- Then between the 5th October and the middle of next year, Microsoft will gradually roll out Windows 11 as a free update to people who are on Windows 10 at the moment.
- It’s not going to be sudden and it’s not going to be quick.
Microsoft’s plan is to roll out the upgrade to the newest PCs and laptops first – starting with the ones that they’ve been advertising as “Windows 11 compatible” on their website. Then, slowly and gradually, they’ll start to upgrade older machines – with the oldest not getting the upgrade until some time next summer.
They’re trying to avoid some of the problems they had when lots of older machines were upgraded to Windows 10 all at once. Some of them just couldn’t handle the new software very well, and it caused a lot of headaches.
This time, they’re taking the “slowly, slowly, softly, softly” approach. Your computer will only be offered Windows 11 if it can run it properly, and you won’t be bullied into upgrading if you don’t want to. Windows 10 will get full support until at least October 2025.
If you do want to upgrade, it’s completely free. And it doesn’t look like Microsoft are going to put a strict time limit on it this time. When they offered Windows 10 as a free upgrade, you only had a certain period of time to take them up on it. After that, you had to pay. This time, they’ve said: “The free upgrade offer does not have a specific end date for eligible systems. However, Microsoft reserves the right to eventually end support for the free offer.” Which is legalese for “we’re not still going to be doing it in 20 years’ time”. My guess is that they’ll pull the plug on the upgrade around the same time they stop supporting Windows 10.

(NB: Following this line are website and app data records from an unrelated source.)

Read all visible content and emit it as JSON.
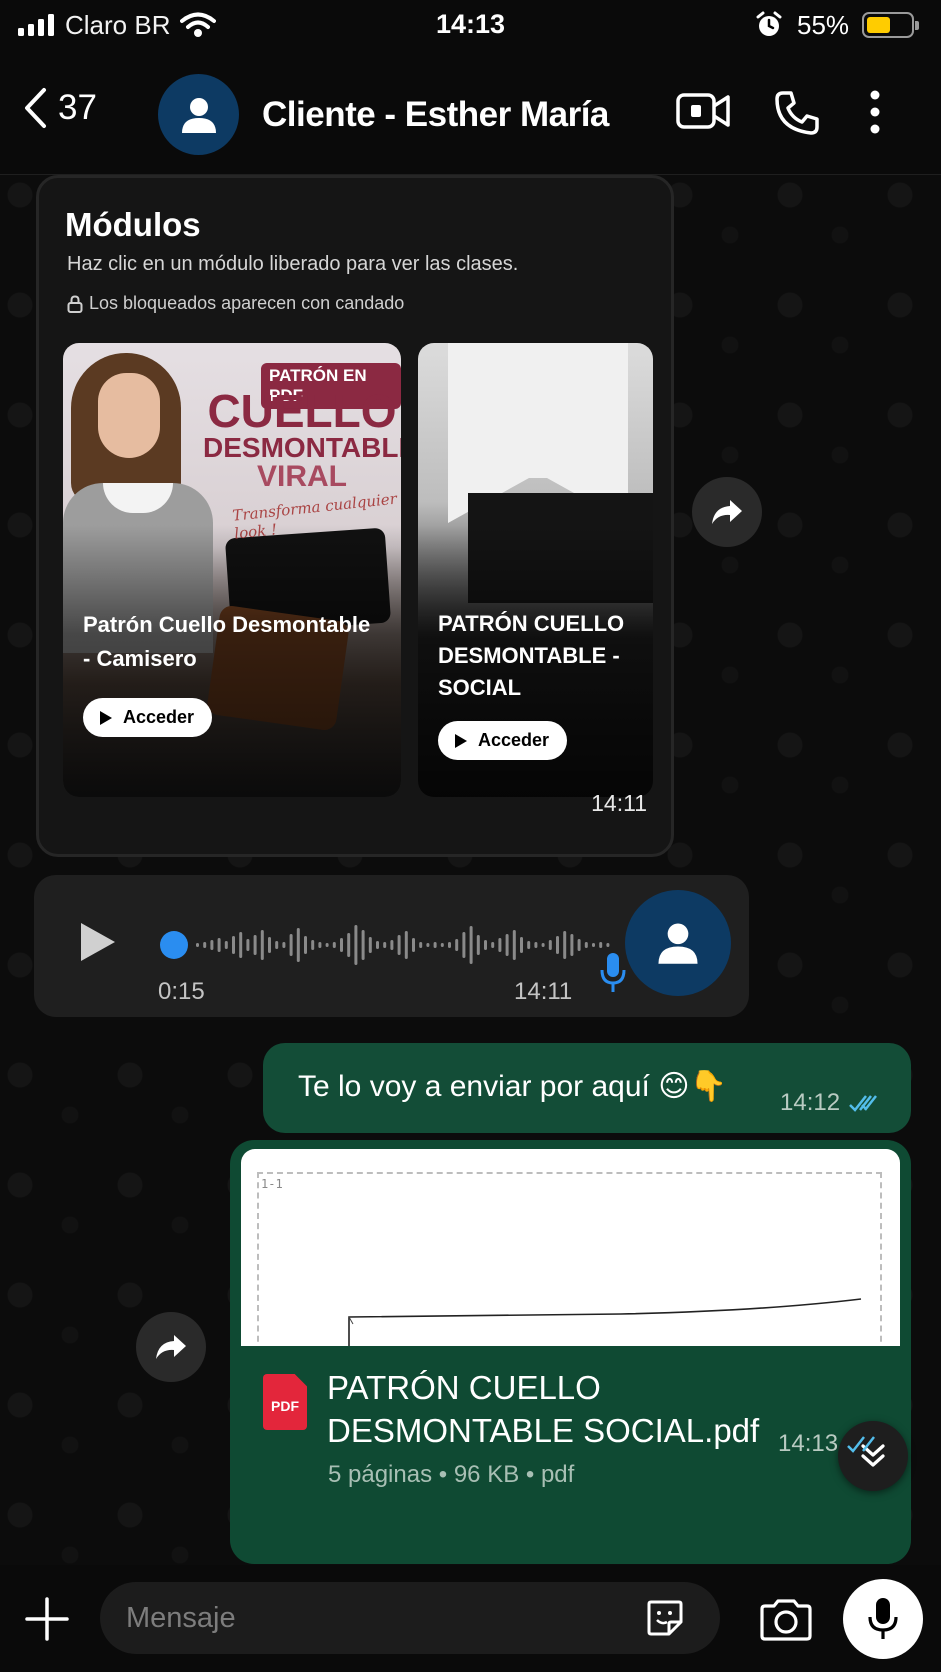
{
  "status_bar": {
    "carrier": "Claro BR",
    "time": "14:13",
    "battery": "55%"
  },
  "header": {
    "back_count": "37",
    "contact_name": "Cliente - Esther María"
  },
  "module_card": {
    "title": "Módulos",
    "subtitle": "Haz clic en un módulo liberado para ver las clases.",
    "lock_note": "Los bloqueados aparecen con candado",
    "promo": {
      "badge": "PATRÓN EN PDF",
      "line1": "CUELLO",
      "line2": "DESMONTABLE",
      "line3": "VIRAL",
      "script": "Transforma cualquier look !"
    },
    "modules": [
      {
        "label": "Patrón Cuello Desmontable - Camisero",
        "button": "Acceder"
      },
      {
        "label": "PATRÓN CUELLO DESMONTABLE - SOCIAL",
        "button": "Acceder"
      }
    ],
    "time": "14:11"
  },
  "voice_message": {
    "duration": "0:15",
    "time": "14:11",
    "progress": 0.0
  },
  "outgoing_text": {
    "text": "Te lo voy a enviar por aquí 😊👇",
    "time": "14:12"
  },
  "document": {
    "preview_mark": "1-1",
    "icon_label": "PDF",
    "filename": "PATRÓN CUELLO DESMONTABLE SOCIAL.pdf",
    "meta": "5 páginas • 96 KB • pdf",
    "time": "14:13"
  },
  "input_bar": {
    "placeholder": "Mensaje"
  },
  "colors": {
    "outgoing_bubble": "#134d37",
    "incoming_bubble": "#1f1f1f",
    "read_ticks": "#53bdeb",
    "avatar": "#0d3a63",
    "battery": "#ffcc00",
    "pdf_icon": "#e3263b"
  }
}
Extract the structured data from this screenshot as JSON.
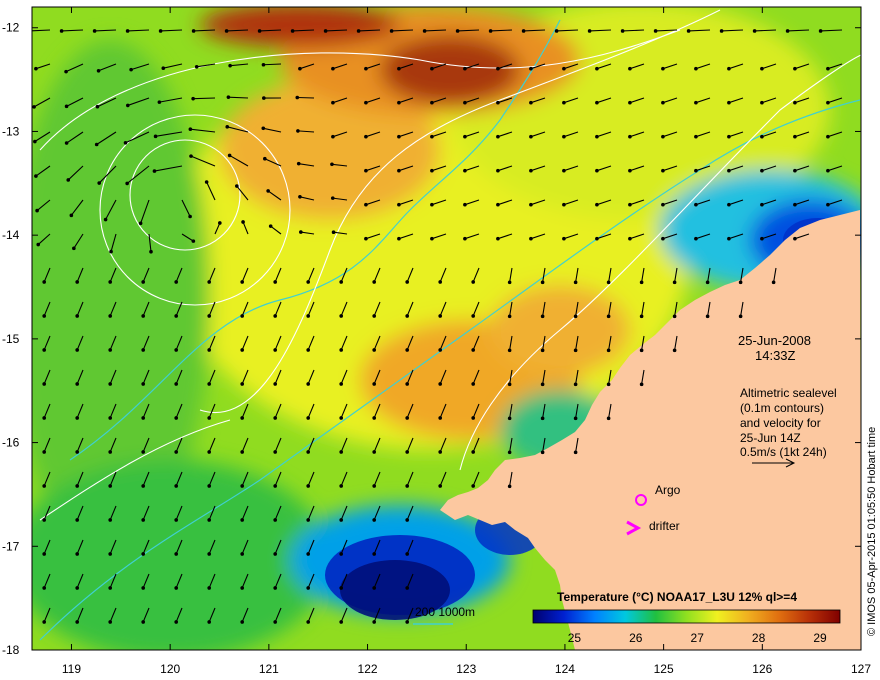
{
  "map": {
    "lat_ticks": [
      "-12",
      "-13",
      "-14",
      "-15",
      "-16",
      "-17",
      "-18"
    ],
    "lon_ticks": [
      "119",
      "120",
      "121",
      "122",
      "123",
      "124",
      "125",
      "126",
      "127"
    ],
    "lat_range": [
      -18,
      -11.8
    ],
    "lon_range": [
      118.6,
      127
    ]
  },
  "annotation": {
    "date": "25-Jun-2008",
    "time": "14:33Z",
    "alt_line1": "Altimetric sealevel",
    "alt_line2": "(0.1m contours)",
    "alt_line3": "and velocity for",
    "alt_line4": "25-Jun 14Z",
    "alt_line5": "0.5m/s (1kt 24h)"
  },
  "legend": {
    "title": "Temperature (°C) NOAA17_L3U 12% ql>=4",
    "ticks": [
      "25",
      "26",
      "27",
      "28",
      "29"
    ],
    "range": [
      24,
      29
    ],
    "colors": [
      "#00006e",
      "#0020d0",
      "#0080ff",
      "#00c8e0",
      "#20c040",
      "#90e020",
      "#f0f020",
      "#f0b020",
      "#e07010",
      "#b83008",
      "#800000"
    ],
    "isobath_label": "200  1000m"
  },
  "markers": {
    "argo_label": "Argo",
    "drifter_label": "drifter",
    "marker_color": "#ff00ff"
  },
  "credit": "© IMOS 05-Apr-2015 01:05:50 Hobart time",
  "colors": {
    "land": "#fcc8a0",
    "frame": "#000000",
    "contour": "#ffffff",
    "isobath": "#40d0d0"
  }
}
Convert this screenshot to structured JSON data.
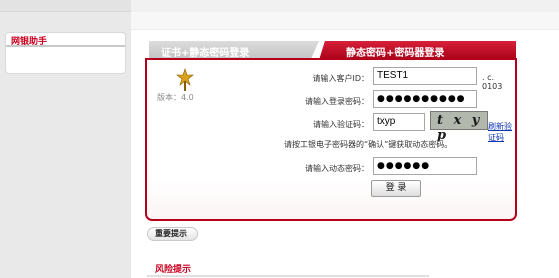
{
  "sidebar": {
    "panel_title": "网银助手"
  },
  "tabs": [
    {
      "label": "证书+静态密码登录",
      "active": false
    },
    {
      "label": "静态密码+密码器登录",
      "active": true
    }
  ],
  "login_form": {
    "version_text": "版本：4.0",
    "customer_id_label": "请输入客户ID：",
    "customer_id_value": "TEST1",
    "customer_id_suffix": ". c. 0103",
    "password_label": "请输入登录密码：",
    "password_value": "●●●●●●●●●●",
    "captcha_label": "请输入验证码：",
    "captcha_input_value": "txyp",
    "captcha_image_text": "t x y p",
    "refresh_link": "刷新验证码",
    "hint": "请按工银电子密码器的“确认”键获取动态密码。",
    "dynamic_password_label": "请输入动态密码：",
    "dynamic_password_value": "●●●●●●",
    "login_button": "登 录"
  },
  "bottom": {
    "notice_button": "重要提示",
    "risk_title": "风险提示"
  },
  "colors": {
    "brand_red": "#b5001b",
    "link_blue": "#0b35b2"
  }
}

If you want to find out more about what’s changing in Windows 11, you can read about it from the horse’s mouth in this article from Microsoft.